The third section of the book is more strictly theological. David Purves speaks about cruciformity and the tension between centrifugal and centripetal tendencies in mission. He advocates dialogue and mutuality as central to his approach and the need for the church to be embedded in the culture of marginal communities. Juliet Kilpin, writing out of her experience of urban ministry and work with refugees and asylum seekers, concentrates on the concept of shalom as an alternative narrative to the dominant ones that marginalise and exclude. She illustrates this with the Tale of Two sofas, both seemingly abandoned in the street by lazy poor and antisocial residents, but which could be interpreted in radically different ways.
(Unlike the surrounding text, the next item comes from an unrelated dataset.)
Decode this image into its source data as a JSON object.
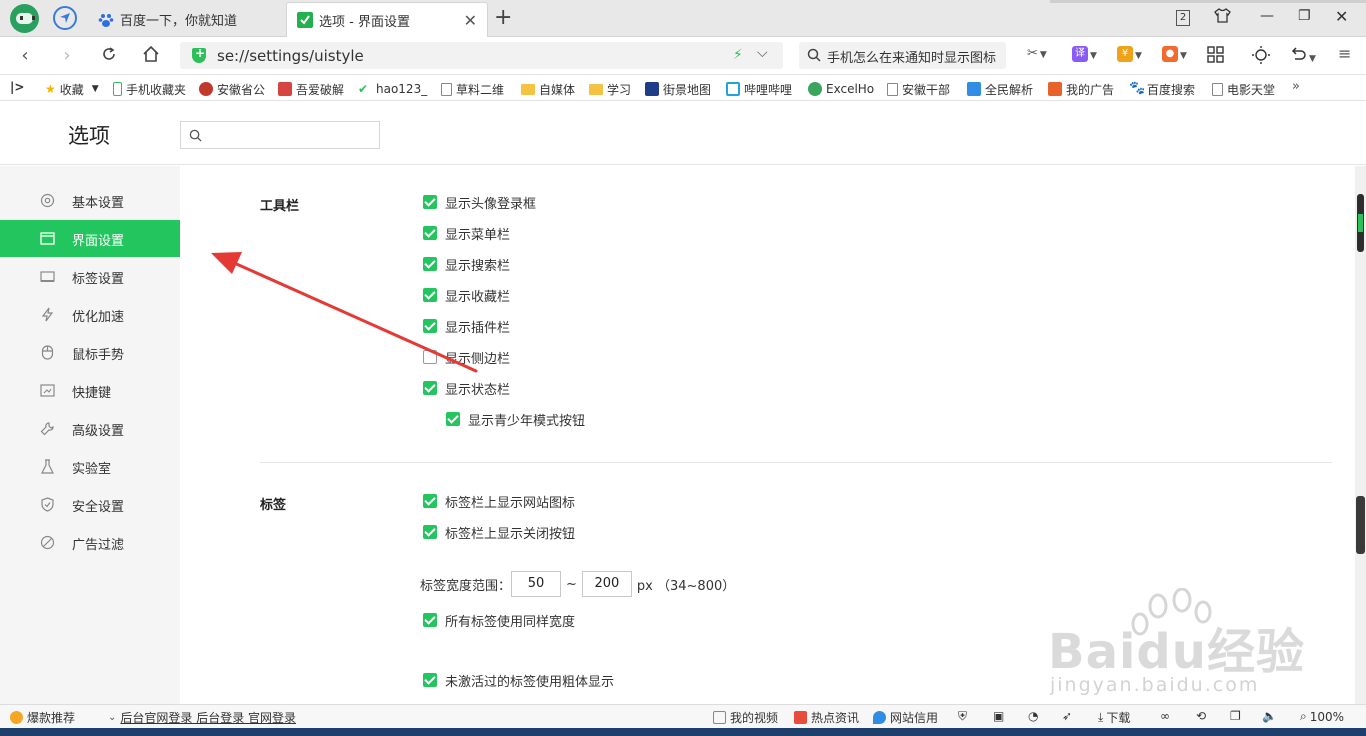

She points to a Jesus whose feet are well grounded, who tells a truthful story, who seeks the welfare of the whole community and radically redefines the use of power. His presence is calming, his style is relational and as such this is the model for our Christian involvement. Stephen Finnamore's final chapter on Hope, prophetic vision and the lie of the Land radically deconstructs the dominant myth of prosperity and consumerism and finds hope in a Bible based anthropology that goes beyond individualism into common ground and social justice.

This volume is a welcome new contribution to the srban mission literature and brings some new voices and themes into important debates. As a volume devoted to the theory it is the first of a promised series infer the volumes reflecting on stories case studies and practice eagerly anticipated by this reviewer.
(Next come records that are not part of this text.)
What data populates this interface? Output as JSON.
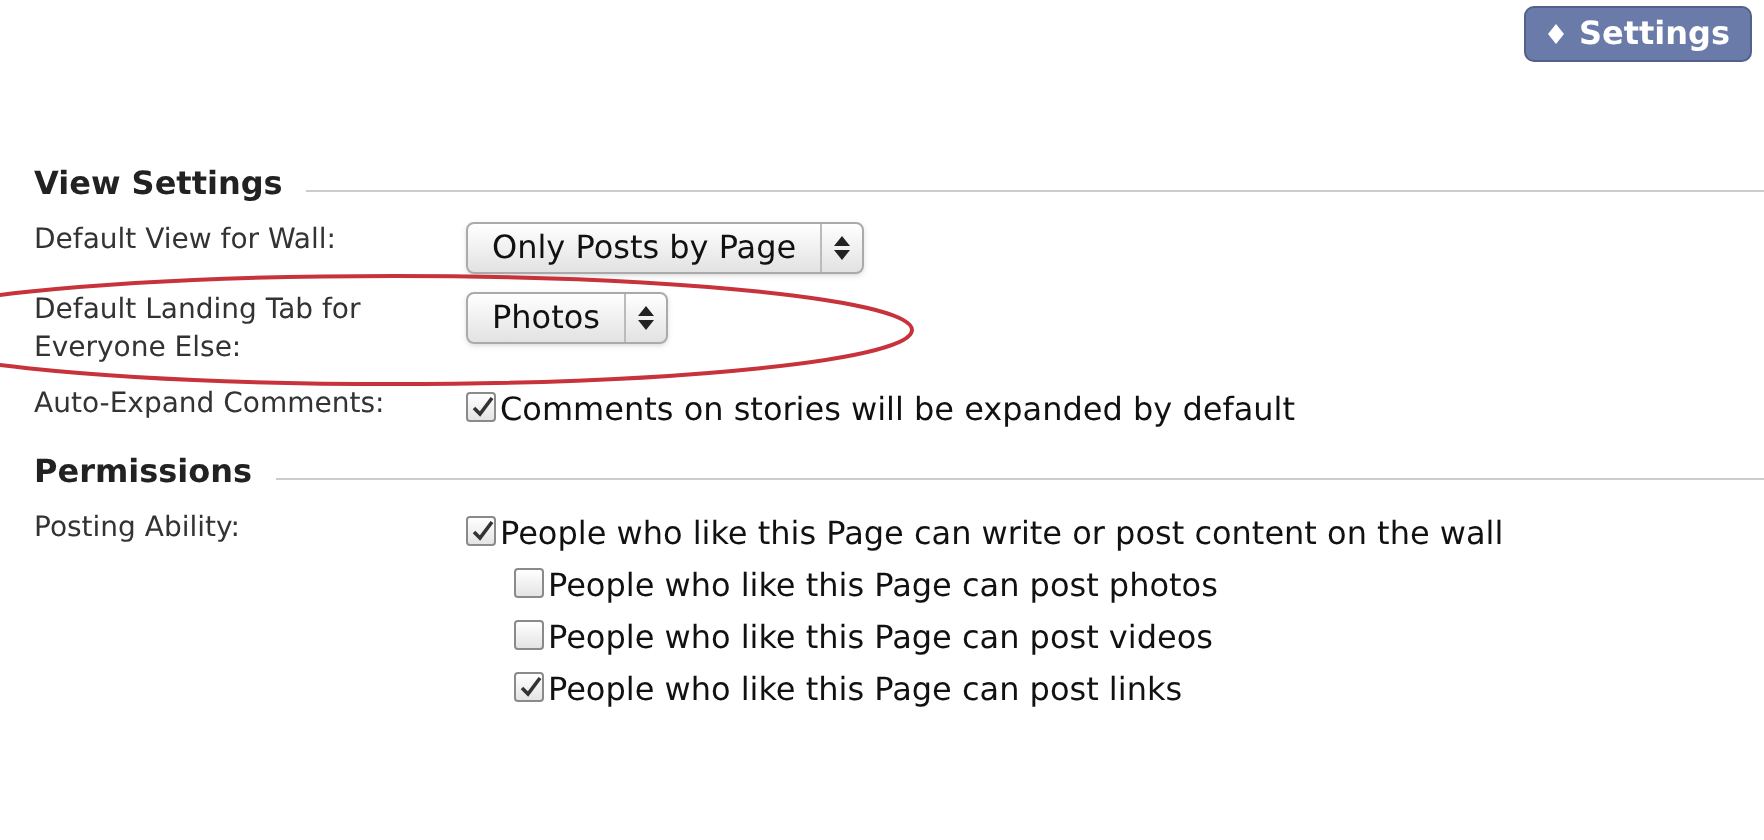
{
  "settings_button": {
    "label": "Settings"
  },
  "sections": [
    {
      "title": "View Settings",
      "rows": [
        {
          "kind": "select",
          "label": "Default View for Wall:",
          "value": "Only Posts by Page",
          "highlighted": false
        },
        {
          "kind": "select",
          "label": "Default Landing Tab for Everyone Else:",
          "value": "Photos",
          "highlighted": true
        },
        {
          "kind": "checkboxes",
          "label": "Auto-Expand Comments:",
          "options": [
            {
              "label": "Comments on stories will be expanded by default",
              "checked": true
            }
          ]
        }
      ]
    },
    {
      "title": "Permissions",
      "rows": [
        {
          "kind": "checkboxes",
          "label": "Posting Ability:",
          "options": [
            {
              "label": "People who like this Page can write or post content on the wall",
              "checked": true,
              "children": [
                {
                  "label": "People who like this Page can post photos",
                  "checked": false
                },
                {
                  "label": "People who like this Page can post videos",
                  "checked": false
                },
                {
                  "label": "People who like this Page can post links",
                  "checked": true
                }
              ]
            }
          ]
        }
      ]
    }
  ]
}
Reviews by Greg Smith - March 2017

Monday, 13 March 2017

Sanctuary - Entertaining angels unawares

A new blog I've done for the William Temple Foundation drawing on our work with asylum seekers and refugees.
Here is a longer version of the first paragraph

The issue of immigration is deeply personal to me. When I moved to East London in 1975 my very first job involved teaching English as a Second Language to some of the East African Asian refugees heard recently settled in Newham. In a career of 40 years the concerns of refugees asylum seekers and migrants have never been far from my working life. In the 1980s and 1990s as a member and trustee of Evangelical Christians for Racial Justice, and as a church related community worker I became involved in numerous campaigns to support people who were facing difficulties in their immigration status or being threatened with deportation. I attended an immigration tribunal with a house mate from the Ivory Coast who eventually was required to leave the country, and I was involved with others in campaigns to prevent the deportation of Marion Gaima, Viraj Mendes and the Danso family  (p 4&5). After judicial review Marian was allowed to stay, while Viraj who had been offered sanctuary in a church in Manchester for several months was forcibly deported to war torn Sri Lanka. The Danso case highlighted the irrationality of a system where a husband from Ghana and a wife from Jamaica who were both deemed to be over-stayers were threatened with deportation to their two separate native countries, while their British born children work faced a possible breakup of their family life. They were offered sanctuary in a small room in the community centre at the end of our road, and given practical support by a wide range of local Christians. Eventually the government saw sense and the family were allowed to stay in the UK. In more recent times our family hosted in our home for nearly two years a mother and daughter who were seeking asylum and accompanied them successfully through the application procedures.